→ **ACTIVITY**:
Your answer should repeat every line of the records below in which the word "data" appears.

----------------------------------------

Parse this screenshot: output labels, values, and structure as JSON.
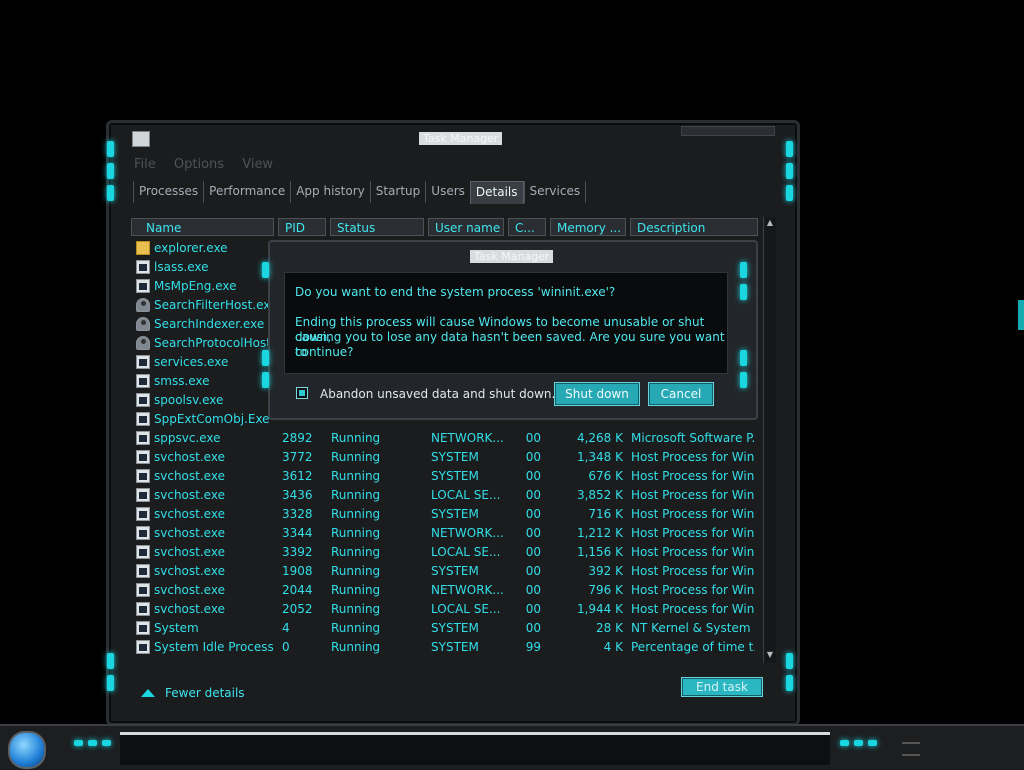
{
  "window": {
    "title": "Task Manager",
    "menu": [
      "File",
      "Options",
      "View"
    ],
    "tabs": [
      "Processes",
      "Performance",
      "App history",
      "Startup",
      "Users",
      "Details",
      "Services"
    ],
    "active_tab": "Details",
    "columns": [
      "Name",
      "PID",
      "Status",
      "User name",
      "C...",
      "Memory ...",
      "Description"
    ],
    "rows": [
      {
        "name": "explorer.exe",
        "pid": "",
        "status": "",
        "user": "",
        "cpu": "",
        "mem": "",
        "desc": "",
        "icon": "folder"
      },
      {
        "name": "lsass.exe",
        "pid": "",
        "status": "",
        "user": "",
        "cpu": "",
        "mem": "",
        "desc": "",
        "icon": "app"
      },
      {
        "name": "MsMpEng.exe",
        "pid": "",
        "status": "",
        "user": "",
        "cpu": "",
        "mem": "",
        "desc": "",
        "icon": "app"
      },
      {
        "name": "SearchFilterHost.exe",
        "pid": "",
        "status": "",
        "user": "",
        "cpu": "",
        "mem": "",
        "desc": "",
        "icon": "user"
      },
      {
        "name": "SearchIndexer.exe",
        "pid": "",
        "status": "",
        "user": "",
        "cpu": "",
        "mem": "",
        "desc": "",
        "icon": "user"
      },
      {
        "name": "SearchProtocolHost...",
        "pid": "",
        "status": "",
        "user": "",
        "cpu": "",
        "mem": "",
        "desc": "",
        "icon": "user"
      },
      {
        "name": "services.exe",
        "pid": "",
        "status": "",
        "user": "",
        "cpu": "",
        "mem": "",
        "desc": "",
        "icon": "app"
      },
      {
        "name": "smss.exe",
        "pid": "",
        "status": "",
        "user": "",
        "cpu": "",
        "mem": "",
        "desc": "",
        "icon": "app"
      },
      {
        "name": "spoolsv.exe",
        "pid": "",
        "status": "",
        "user": "",
        "cpu": "",
        "mem": "",
        "desc": "",
        "icon": "app"
      },
      {
        "name": "SppExtComObj.Exe",
        "pid": "",
        "status": "",
        "user": "",
        "cpu": "",
        "mem": "",
        "desc": "",
        "icon": "app"
      },
      {
        "name": "sppsvc.exe",
        "pid": "2892",
        "status": "Running",
        "user": "NETWORK...",
        "cpu": "00",
        "mem": "4,268 K",
        "desc": "Microsoft Software P...",
        "icon": "app"
      },
      {
        "name": "svchost.exe",
        "pid": "3772",
        "status": "Running",
        "user": "SYSTEM",
        "cpu": "00",
        "mem": "1,348 K",
        "desc": "Host Process for Win...",
        "icon": "app"
      },
      {
        "name": "svchost.exe",
        "pid": "3612",
        "status": "Running",
        "user": "SYSTEM",
        "cpu": "00",
        "mem": "676 K",
        "desc": "Host Process for Win...",
        "icon": "app"
      },
      {
        "name": "svchost.exe",
        "pid": "3436",
        "status": "Running",
        "user": "LOCAL SE...",
        "cpu": "00",
        "mem": "3,852 K",
        "desc": "Host Process for Win...",
        "icon": "app"
      },
      {
        "name": "svchost.exe",
        "pid": "3328",
        "status": "Running",
        "user": "SYSTEM",
        "cpu": "00",
        "mem": "716 K",
        "desc": "Host Process for Win...",
        "icon": "app"
      },
      {
        "name": "svchost.exe",
        "pid": "3344",
        "status": "Running",
        "user": "NETWORK...",
        "cpu": "00",
        "mem": "1,212 K",
        "desc": "Host Process for Win...",
        "icon": "app"
      },
      {
        "name": "svchost.exe",
        "pid": "3392",
        "status": "Running",
        "user": "LOCAL SE...",
        "cpu": "00",
        "mem": "1,156 K",
        "desc": "Host Process for Win...",
        "icon": "app"
      },
      {
        "name": "svchost.exe",
        "pid": "1908",
        "status": "Running",
        "user": "SYSTEM",
        "cpu": "00",
        "mem": "392 K",
        "desc": "Host Process for Win...",
        "icon": "app"
      },
      {
        "name": "svchost.exe",
        "pid": "2044",
        "status": "Running",
        "user": "NETWORK...",
        "cpu": "00",
        "mem": "796 K",
        "desc": "Host Process for Win...",
        "icon": "app"
      },
      {
        "name": "svchost.exe",
        "pid": "2052",
        "status": "Running",
        "user": "LOCAL SE...",
        "cpu": "00",
        "mem": "1,944 K",
        "desc": "Host Process for Win...",
        "icon": "app"
      },
      {
        "name": "System",
        "pid": "4",
        "status": "Running",
        "user": "SYSTEM",
        "cpu": "00",
        "mem": "28 K",
        "desc": "NT Kernel & System",
        "icon": "app"
      },
      {
        "name": "System Idle Process",
        "pid": "0",
        "status": "Running",
        "user": "SYSTEM",
        "cpu": "99",
        "mem": "4 K",
        "desc": "Percentage of time t...",
        "icon": "app"
      }
    ],
    "fewer_details": "Fewer details",
    "end_task": "End task"
  },
  "dialog": {
    "title": "Task Manager",
    "question": "Do you want to end the system process 'wininit.exe'?",
    "warning_line1": "Ending this process will cause Windows to become unusable or shut down,",
    "warning_line2": "causing you to lose any data hasn't been saved. Are you sure you want to",
    "warning_line3": "continue?",
    "checkbox_label": "Abandon unsaved data and shut down.",
    "shutdown_button": "Shut down",
    "cancel_button": "Cancel"
  },
  "colors": {
    "accent": "#1ad6e0",
    "text": "#32dfe8",
    "button": "#26a8b5"
  }
}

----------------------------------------

→ **RESPONSE BELOW**:
    "warning_line2": "causing you to lose any data hasn't been saved. Are you sure you want to",
    "checkbox_label": "Abandon unsaved data and shut down.",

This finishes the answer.